Safely assembling my project

Hi,

I am new to electronics, and am looking toward assembling my first project. I will be using a 220v to 24v converter, so part of my project will be high voltage.

I know I must earth my project case itself, and intend to use an IEC Appliance Inlet (or similar), but i don't know what else I need to consider, other than to try to cover all bare wires as much as possible. How do i go about physically separating high voltage components from low, do I need to?

This is for my personal use.

Any advice would be gratefully received.

Thanks
karl

Think pro-actively about preventing a risk of a fatal accident:

Imagine an insect like an ant gets into your project and starts crawling around on the mains circuitry - can
it ever form a link between mains and low-voltage sections? If so it will vaporize and create an arc
between the mains and the low voltage side destroying the low voltage circuitry and exposing people
to a shock hazzard.

So use separation and insulation to prevent this scenario - you automatically prevent prying fingers
from the same fate in the process. Be aware that mains can carry much higher voltages than the
nominal mains during a thunderstorm or when fluorescent striplights are switched (due to the big
balast inductor), so think several kV as the dangerous voltage you have to protect against.
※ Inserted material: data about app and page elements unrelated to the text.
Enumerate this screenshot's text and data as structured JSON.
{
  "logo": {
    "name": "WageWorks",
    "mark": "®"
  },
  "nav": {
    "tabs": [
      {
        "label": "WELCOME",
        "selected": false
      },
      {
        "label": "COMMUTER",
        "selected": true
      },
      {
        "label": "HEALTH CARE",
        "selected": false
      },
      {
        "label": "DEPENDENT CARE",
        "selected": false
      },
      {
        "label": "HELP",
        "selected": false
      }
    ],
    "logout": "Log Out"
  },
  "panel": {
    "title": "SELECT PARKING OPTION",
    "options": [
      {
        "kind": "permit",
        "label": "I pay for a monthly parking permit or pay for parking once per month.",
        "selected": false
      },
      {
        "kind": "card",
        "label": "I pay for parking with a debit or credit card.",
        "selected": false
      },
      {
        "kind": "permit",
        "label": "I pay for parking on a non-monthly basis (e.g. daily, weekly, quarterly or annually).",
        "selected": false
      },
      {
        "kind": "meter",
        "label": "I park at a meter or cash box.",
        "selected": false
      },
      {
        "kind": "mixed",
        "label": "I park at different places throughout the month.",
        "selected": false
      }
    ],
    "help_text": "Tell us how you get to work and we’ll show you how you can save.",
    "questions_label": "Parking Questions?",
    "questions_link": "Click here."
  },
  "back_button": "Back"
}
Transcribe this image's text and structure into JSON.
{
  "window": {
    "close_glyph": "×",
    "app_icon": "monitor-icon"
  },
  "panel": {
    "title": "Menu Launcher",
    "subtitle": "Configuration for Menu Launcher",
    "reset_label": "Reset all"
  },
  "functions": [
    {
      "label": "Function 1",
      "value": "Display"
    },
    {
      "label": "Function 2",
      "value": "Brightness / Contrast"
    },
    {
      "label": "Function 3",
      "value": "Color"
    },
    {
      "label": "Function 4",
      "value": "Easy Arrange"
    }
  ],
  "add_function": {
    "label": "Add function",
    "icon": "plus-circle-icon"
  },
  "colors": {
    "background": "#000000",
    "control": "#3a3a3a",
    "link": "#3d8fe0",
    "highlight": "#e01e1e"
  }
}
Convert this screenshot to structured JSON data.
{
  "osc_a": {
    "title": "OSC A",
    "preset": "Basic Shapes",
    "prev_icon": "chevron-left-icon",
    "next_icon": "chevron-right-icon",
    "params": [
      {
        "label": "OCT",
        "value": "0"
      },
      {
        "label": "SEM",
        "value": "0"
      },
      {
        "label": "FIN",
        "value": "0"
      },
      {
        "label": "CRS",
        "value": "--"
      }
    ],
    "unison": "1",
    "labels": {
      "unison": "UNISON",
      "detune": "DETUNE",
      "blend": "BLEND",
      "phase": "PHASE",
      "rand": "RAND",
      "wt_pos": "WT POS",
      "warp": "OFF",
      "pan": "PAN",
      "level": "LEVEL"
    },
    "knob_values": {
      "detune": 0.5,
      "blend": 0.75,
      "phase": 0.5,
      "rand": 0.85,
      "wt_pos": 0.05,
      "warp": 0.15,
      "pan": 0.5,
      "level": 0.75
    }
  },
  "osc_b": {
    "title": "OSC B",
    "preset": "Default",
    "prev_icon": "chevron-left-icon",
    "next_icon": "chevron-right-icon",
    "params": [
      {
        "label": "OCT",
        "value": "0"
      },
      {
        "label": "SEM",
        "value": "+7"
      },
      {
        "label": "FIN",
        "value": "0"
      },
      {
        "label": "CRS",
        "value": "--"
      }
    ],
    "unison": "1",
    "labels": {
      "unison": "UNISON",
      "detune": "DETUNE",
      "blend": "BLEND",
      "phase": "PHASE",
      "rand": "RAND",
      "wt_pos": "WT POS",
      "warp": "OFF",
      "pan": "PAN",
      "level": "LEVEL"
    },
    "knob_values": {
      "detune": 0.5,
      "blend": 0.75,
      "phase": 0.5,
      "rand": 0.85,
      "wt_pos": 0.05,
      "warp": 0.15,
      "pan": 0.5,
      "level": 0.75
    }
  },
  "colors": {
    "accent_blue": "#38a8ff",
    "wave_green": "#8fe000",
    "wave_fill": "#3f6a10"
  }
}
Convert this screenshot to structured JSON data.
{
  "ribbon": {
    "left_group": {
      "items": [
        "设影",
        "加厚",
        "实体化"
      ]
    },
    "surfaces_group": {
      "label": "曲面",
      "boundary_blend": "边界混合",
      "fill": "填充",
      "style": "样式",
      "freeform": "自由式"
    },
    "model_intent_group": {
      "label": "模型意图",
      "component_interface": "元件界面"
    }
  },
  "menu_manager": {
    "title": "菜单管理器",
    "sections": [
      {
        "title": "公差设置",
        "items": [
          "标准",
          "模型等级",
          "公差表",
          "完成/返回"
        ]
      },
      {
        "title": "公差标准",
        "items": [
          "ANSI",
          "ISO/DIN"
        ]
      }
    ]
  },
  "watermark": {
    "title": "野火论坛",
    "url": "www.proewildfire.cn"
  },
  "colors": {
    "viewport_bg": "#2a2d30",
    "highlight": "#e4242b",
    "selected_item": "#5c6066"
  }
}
If in doubt, don't risk it.

Apart from MarkTs answer and the recommendation that this should not be your "first project", consider a few things:

Thank you both for your helpful replies.
Karl

I would use a walwart or microusb supply if doing so was viable, instead of bringing mains voltage into my project box.

That way, assuming it’s a properly constructed supply, the device power is isolated and you just need to ensure that overcurrent event from malfunction or ingress of a foreign object can’t start a fire or something.

If you have mains voltage and DC on the same circuit board, do what the commercial designs do - you’ll notice how they have clear gap between the high and low voltage areas, and often they mill gaps in for good measure too. You can see this in any piece of old AV equipment (these are usually obtainium on trash nights or at the local dump).

ElCaron:
Apart from MarkTs answer and the recommendation that this should not be your "first project",

It's a good answer from a safety POV.

But when i started out it was the very first project as i could build little else without building a supply first.

It was all chassis and tag strips then though.

Many assume a pcb these days but using the 'old ways' should allow adequate safety.
Paying attention to cable anchoring etc.

I started out using valves with 2-300v HT supplies in my teens - and didn't get any bad shocks.

Mostly done on tagboards.

Just be careful and observe clearances etc

regards

Allan

Messing with mains power as an intro to electronics can lead to harsh lessons, from electrocution to fires to watching components go up in smoke. The last one is actually good in a way, as it helps one to learn, but for first projects can be disappointing.
I would suggest trying to either get an old power supply with the correct voltage you are looking for and proceed with the rest of the circuit, or even make a dc-ac converter and then continue on with the project if it is ac you are looking to learn with.
I have several old security system power supplies which are just a big walwart transformer taking 120VAC to 16VAC. I also have many old computer and printer supplies that give me from 12VDC-30VDC, and even one that has a split +/- supply.

If you are set on going with the mains, a few suggestions

-use a gfci power strip with on/off button. Use that button to power on/off the circuit without touching your project and make sure your project case is connected to the ground pin of the GFCI (not neutral)

-insulate the box from the board. Use plastic risers or even a plastic box.

-clearly mark on the board where mains power is and enclose that area with more protection.

-FUSES--use them

  • Don't rely on parts to just "sit still" while you are testing with wires. The parts WILL move, and normal reactions will be to try and grab it.

-Have a good understanding of the circuit you are making and don't just replace components or think ones unimportant without understanding the ramifications of such.

-enjoy

Thank you everyone,
Your replies have been very helpful.
Karl

tinman13kup:
-use a gfci power strip with on/off button. Use that button to power on/off the circuit without touching your project and make sure your project case is connected to the ground pin of the GFCI (not neutral)

This can possibly be dangerous. Not all countries have power plugs with defined phase, and from all the crap I have seen around, I assume not all power strips break both connections (they should, but I do not know if and where it is mandatory, and even if it was, I wouldn’t be too sure if all cheap strips are up to regulations). S in the worst case, your power strip could break neutral and leave you with live.